When the Bretton Woods system of fixed exchange rates broke up in the early 1970s, most international economists were not dismayed. Not only did they believe that greater flexibility of exchange rates was a good thing; they also believed that they understood reasonably well how the new system would work. They were wrong. The last 20 years of the international monetary unpleasant, all of them forcing economists to scramble to keep up with new issues and unexpected turns in old ones.
—Paul R. Krugman in Currencies and Crises (1998)
Since money has been used, there have been occasional crises. After all, money is a matter of faith, and faith has been known to waver.

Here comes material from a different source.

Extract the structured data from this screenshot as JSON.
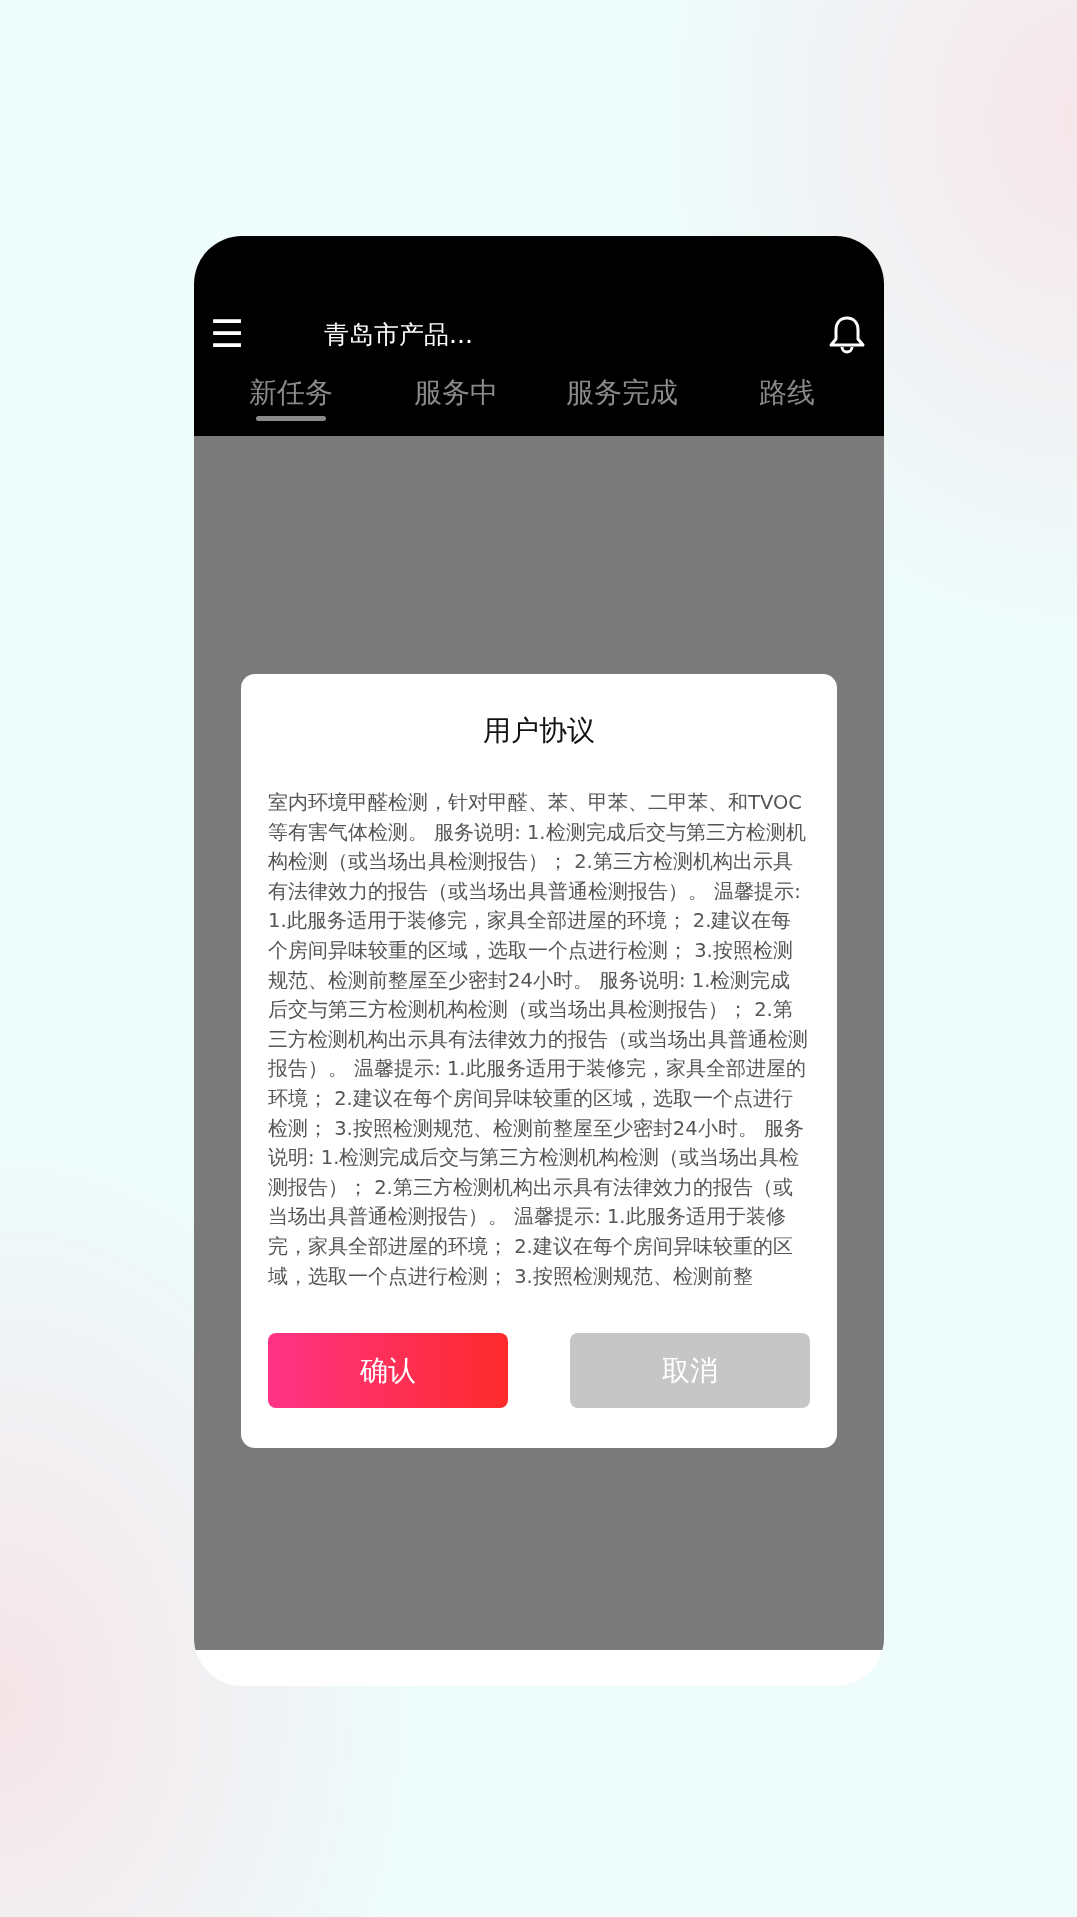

When most of us think of a crisis or crash, we tend to think of a spectacularly dramatic fall in the stock market (i.e., a large and general drop in stock prices across the board). Less intuitive, though no less painful, are the similarly high profile spikes or upward jumps in commodity prices (oil, gold, orange juice). It has been said that equities tend to crash down; commodities tend to crash up. Where is foreign exchange in all this? Interestingly, if one currency crashes down, its counterpart must be skyrocketing (in relative terms). Unlike the case of equities where a substantial decline is painful to everybody (after all, “the world is long stock”), significant movements in foreign exchange rates serve to benefit some and inflict pain on others.
Charles P. Kindleberger tells us, “A ...